Gathering of Hearts (GOH) was born that evening from disbelief that in 2009 our people still live this way. Antoinette and I shared our strong beliefs in the power of change and passion for advocacy. GOH is a new organization and we are learning as we go, but one thing can be said and said loud GOH is about people, our agenda is simple ---we care that people in these town continue to have hope. They have hope for their children and their community. What we are doing is showing people that POVERTY is real; our goal is to bring resources to these towns so we can begin making some of these hopes of a better life a reality.

Since then GOH has organized several relief efforts bringing clothing, food, water etc…all volunteer efforts including numerous Poverty Tours to shed light on needs of these communities. GOH was the new catalyst of the Poor People’s Campaign and will continue to work towards a better day for the people in the Delta and where necessary.

Join us on Friday, June 19th and let it be seen and known that justice for these communities is’s been way too long.

Thank You Antoinette for all that you do and how you continue to give yourself to our cause. It is an honor to support the Poor Peoples Campaign and all the people in the Delta.

Ines Soto Palmarin
Co-founder of GOH

Changeseeker said...

Thank you for adding this very moving comment, Ines. When I met you in Mississippi, I was deeply impressed with your humility and your commitment. I look forward to seeing you again on the 19th.

Anonymous said...

Gathering of Hearts,

Thank you for helping my family with the nice clothing and other items. It is people like you make me know that this world is a beautiful place to live. I read the article were Byron Clay pledge ten thousand dollars to the Brown Family. Did they give the donation to this family?

Please keep up the good work. Gathering of Hearts has the right name.

Melodie Burns

Changeseeker said...

Thanks for dropping by, Melodie. I'm glad Gathering of Hearts could help your family.

Changeseeker said...

NOTE TO READERS: I always want my blog to inform. I never want my blog to be used vindictively because that's not an effective way to produce the social change I support. One commentator is choosing to focus primarily on attacking Byron Clay, but I have deleted their last comment. As I said before, I already covered this issue in an earlier post and I am finished with it. I want to focus on the good work Gathering of Hearts is doing now.

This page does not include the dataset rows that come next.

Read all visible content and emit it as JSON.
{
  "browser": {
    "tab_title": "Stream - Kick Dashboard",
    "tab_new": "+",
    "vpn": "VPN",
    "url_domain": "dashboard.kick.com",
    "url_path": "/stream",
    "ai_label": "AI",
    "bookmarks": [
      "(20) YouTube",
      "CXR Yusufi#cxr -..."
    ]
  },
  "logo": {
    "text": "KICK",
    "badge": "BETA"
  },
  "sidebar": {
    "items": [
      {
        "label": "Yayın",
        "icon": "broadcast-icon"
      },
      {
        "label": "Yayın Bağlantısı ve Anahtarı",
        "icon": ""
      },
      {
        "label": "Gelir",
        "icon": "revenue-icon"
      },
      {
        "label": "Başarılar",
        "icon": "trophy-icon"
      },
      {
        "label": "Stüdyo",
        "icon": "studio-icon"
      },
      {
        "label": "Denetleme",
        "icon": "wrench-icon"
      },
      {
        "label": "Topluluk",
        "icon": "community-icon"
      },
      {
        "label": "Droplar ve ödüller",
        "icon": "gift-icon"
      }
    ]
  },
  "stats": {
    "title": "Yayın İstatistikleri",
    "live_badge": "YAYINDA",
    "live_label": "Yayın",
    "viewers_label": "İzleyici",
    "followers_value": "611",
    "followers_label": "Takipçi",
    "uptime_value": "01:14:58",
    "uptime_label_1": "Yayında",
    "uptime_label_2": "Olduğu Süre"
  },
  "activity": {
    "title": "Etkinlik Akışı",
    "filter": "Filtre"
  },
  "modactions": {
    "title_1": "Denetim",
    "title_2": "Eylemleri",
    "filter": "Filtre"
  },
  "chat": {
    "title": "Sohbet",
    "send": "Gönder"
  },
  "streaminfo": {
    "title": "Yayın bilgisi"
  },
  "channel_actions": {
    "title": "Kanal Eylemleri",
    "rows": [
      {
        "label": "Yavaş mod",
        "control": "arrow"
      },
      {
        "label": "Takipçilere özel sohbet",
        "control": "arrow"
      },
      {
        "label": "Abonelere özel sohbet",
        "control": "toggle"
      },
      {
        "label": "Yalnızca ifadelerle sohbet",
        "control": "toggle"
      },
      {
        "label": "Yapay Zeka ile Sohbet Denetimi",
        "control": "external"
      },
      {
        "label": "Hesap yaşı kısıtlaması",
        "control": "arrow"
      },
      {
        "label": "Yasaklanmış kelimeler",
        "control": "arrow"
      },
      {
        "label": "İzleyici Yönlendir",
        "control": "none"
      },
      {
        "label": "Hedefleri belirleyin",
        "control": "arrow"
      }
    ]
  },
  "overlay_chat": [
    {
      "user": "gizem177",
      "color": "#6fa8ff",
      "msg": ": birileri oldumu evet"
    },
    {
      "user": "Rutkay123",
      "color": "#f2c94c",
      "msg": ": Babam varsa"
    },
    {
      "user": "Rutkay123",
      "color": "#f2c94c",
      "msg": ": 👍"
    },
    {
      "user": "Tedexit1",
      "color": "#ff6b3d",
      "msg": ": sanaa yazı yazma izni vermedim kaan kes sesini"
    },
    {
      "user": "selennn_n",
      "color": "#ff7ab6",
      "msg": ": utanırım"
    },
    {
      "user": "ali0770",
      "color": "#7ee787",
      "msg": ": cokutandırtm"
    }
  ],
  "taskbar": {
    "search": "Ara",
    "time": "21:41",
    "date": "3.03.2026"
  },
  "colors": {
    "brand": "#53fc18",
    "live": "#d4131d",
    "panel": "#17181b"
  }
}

antoinette harrell said...


Gathering of Hearts wishes to thank you for being a supporter of our organization. We can't thank you enough for all the support that you have given to our work.

Thank you for the many coats and blankets you blessed the people in the Delta with this pass winter. We are moving on strong. Because of people like you, we are now collecting books for a library and working on a park for the youth in Glendora, Ms.

We love and appreciate you. From our hearts to your heart.

Changeseeker said...

It is, quite literally, my pleasure to play a small part in the work of Gathering of Hearts, Antoinette. I celebrate every step your organization takes forward because it always serves the people most in need of that service.